Michael Sohn, Associated Press
In this April 29, 2015 file photo Lufthansa CEO Carsten Spohr walks by a memorial place after he signed a condolence book for the victims of the Germanwings plane crash in France upon his arrival for the annual shareholders' meeting of Lufthansa in Hamburg, Germany. A group of parents whose children were killed in the Germanwings plane crash in March on Tuesday, July 21, 2015 released a scathing letter to Lufthansa’s CEO, accusing him of ignoring their needs and feelings and insulting them with his company’s compensation offer.

BERLIN — A group of parents whose children were killed in the Germanwings plane crash in March on Tuesday released a scathing letter to Lufthansa's CEO, accusing him of ignoring their needs and feelings and insulting them with his company's compensation offer.

The parents of 16 students from the town of Haltern accused Carsten Spohr of never having spoken with relatives to apologize — a claim disputed by the airline.

The letter comes amid negotiations with Lufthansa, Germanwings' parent airline, over compensation for the March 24 crash.

Prosecutors believe the Airbus A320 was intentionally crashed into a French mountain by co-pilot Andreas Lubitz killing all 150 people on board the flight from Barcelona to Duesseldorf. Lufthansa has offered around 100,000 euros ($108,000) per family, depending upon its size.

German lawyer Elmar Giemulla, who represents the Haltern victims, has said the offer is far too low and is seeking at least three times that amount.

In their letter, provided by Giemulla, the parents, along with the fiance and husband of the two teachers who were with the Haltern school group killed in the crash, said Spohr talked to a lot of newspapers, "but you haven't spoken with us."

"You saw us at the memorial service in Haltern and the memorial in Cologne," they wrote. "A couple of personal words would have shown us that you were not only there for the public, but also for us."

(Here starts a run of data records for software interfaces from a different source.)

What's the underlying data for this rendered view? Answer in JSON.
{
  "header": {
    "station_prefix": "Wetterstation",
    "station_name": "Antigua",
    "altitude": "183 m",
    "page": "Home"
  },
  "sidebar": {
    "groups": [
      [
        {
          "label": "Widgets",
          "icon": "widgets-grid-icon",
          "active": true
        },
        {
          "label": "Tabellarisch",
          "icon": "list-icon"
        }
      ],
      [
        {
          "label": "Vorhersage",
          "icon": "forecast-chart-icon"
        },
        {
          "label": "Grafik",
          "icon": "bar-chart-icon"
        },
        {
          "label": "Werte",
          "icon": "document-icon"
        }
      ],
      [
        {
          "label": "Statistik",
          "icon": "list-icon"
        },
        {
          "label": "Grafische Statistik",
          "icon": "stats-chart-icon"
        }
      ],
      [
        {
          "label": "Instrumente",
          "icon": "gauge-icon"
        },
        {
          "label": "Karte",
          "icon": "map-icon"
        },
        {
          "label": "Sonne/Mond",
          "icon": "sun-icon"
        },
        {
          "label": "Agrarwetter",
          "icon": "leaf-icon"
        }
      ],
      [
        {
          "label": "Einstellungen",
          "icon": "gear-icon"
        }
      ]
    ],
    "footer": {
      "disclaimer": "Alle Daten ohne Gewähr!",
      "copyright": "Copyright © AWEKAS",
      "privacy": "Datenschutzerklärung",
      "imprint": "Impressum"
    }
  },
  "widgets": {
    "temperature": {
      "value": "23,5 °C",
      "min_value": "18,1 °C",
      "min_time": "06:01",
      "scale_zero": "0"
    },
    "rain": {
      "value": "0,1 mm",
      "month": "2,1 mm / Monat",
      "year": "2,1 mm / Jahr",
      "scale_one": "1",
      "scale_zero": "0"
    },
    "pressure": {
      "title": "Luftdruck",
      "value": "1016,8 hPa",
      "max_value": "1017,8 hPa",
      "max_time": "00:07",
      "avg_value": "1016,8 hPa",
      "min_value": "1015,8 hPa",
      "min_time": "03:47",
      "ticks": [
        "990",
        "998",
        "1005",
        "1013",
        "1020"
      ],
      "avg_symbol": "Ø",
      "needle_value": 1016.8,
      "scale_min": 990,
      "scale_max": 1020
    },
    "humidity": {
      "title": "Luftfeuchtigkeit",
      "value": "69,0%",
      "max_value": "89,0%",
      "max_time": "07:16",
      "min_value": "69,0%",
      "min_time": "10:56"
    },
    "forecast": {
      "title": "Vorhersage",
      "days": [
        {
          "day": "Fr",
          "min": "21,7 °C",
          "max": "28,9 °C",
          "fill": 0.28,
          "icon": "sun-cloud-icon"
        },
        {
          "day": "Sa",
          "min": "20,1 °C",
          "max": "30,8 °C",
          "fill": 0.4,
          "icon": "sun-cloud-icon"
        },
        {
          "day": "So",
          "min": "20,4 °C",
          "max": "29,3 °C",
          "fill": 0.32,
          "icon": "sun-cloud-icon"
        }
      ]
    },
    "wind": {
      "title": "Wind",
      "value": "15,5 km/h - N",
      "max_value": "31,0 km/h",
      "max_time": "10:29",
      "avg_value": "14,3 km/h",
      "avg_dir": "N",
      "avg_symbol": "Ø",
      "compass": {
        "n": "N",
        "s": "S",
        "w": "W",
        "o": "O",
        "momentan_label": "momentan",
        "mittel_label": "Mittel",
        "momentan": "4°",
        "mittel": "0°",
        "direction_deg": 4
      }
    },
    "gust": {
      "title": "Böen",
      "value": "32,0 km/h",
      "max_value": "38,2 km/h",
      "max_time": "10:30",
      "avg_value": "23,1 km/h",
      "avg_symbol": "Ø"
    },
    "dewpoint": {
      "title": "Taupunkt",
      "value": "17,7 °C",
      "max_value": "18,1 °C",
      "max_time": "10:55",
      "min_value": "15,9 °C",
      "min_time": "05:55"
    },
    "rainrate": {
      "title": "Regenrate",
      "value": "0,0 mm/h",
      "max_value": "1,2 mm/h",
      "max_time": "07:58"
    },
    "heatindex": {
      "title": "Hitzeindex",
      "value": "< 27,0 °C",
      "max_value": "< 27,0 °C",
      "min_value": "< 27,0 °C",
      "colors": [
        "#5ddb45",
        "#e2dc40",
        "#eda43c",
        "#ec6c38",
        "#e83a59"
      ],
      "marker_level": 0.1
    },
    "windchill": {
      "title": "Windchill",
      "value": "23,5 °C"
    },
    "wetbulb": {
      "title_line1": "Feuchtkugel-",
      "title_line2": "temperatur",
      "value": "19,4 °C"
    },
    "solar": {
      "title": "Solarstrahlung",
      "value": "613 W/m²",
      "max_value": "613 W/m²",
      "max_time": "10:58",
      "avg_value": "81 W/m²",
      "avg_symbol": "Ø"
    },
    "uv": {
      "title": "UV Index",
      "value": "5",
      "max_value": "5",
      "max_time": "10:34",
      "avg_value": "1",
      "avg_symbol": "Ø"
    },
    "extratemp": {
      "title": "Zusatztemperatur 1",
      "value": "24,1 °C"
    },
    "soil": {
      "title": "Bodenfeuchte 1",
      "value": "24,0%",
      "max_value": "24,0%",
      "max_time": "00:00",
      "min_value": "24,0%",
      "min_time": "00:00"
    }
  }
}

They added that Lufthansa's compensation offer "deeply insults us, and above all else our children."

Lufthansa spokesman Andreas Bartels said, however, that Spohr had made every effort to talk with families, and attended not only the services in Haltern and Cologne but also had been to Barcelona and twice to the crash site.

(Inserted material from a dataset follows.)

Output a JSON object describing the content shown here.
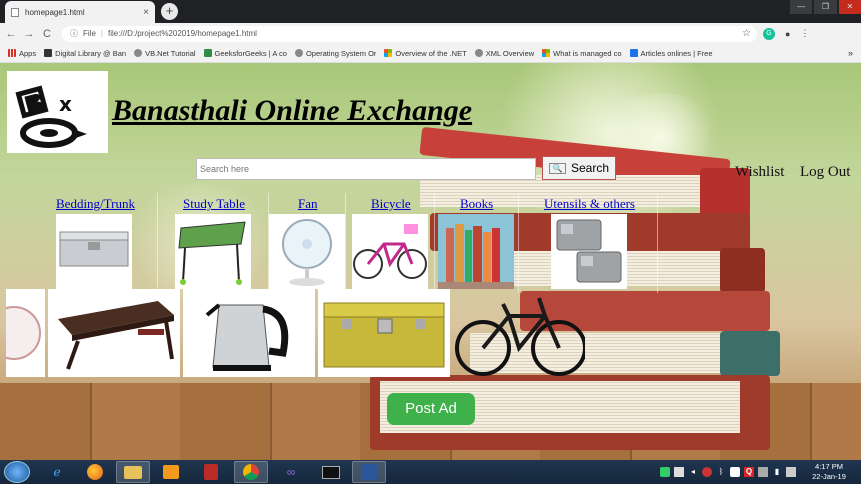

"Mr. Spohr was in touch with many relatives and friends and family of the victims but it's obvious that he was not able to be in personal touch with each and every one of the more than 1,000 relatives that we have," he said.

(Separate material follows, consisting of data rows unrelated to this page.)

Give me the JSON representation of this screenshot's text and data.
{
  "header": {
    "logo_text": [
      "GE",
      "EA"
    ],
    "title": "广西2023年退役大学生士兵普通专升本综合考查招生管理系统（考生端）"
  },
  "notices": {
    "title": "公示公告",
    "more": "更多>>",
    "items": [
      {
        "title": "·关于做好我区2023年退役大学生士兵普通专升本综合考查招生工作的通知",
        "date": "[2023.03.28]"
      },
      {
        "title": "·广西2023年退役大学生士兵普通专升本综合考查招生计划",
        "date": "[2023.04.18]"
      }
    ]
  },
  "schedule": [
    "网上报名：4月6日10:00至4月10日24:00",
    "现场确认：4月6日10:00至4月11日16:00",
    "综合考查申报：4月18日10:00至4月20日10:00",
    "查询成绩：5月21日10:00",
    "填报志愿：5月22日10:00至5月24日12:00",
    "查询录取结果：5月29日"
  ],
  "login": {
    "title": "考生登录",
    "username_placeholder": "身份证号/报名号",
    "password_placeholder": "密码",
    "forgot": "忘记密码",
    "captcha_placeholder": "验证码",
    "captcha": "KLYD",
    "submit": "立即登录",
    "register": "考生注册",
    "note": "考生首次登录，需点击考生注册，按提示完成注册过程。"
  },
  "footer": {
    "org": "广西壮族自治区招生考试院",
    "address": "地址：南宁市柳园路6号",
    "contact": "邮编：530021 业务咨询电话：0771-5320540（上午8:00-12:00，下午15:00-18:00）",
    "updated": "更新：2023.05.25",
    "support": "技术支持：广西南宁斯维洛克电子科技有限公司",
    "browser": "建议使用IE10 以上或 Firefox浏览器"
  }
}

Parents of the Haltern victims were among those he talked to, and he also sent a condolence letter apologizing to all families, Bartels added.

Frank Jordans contributed to this story.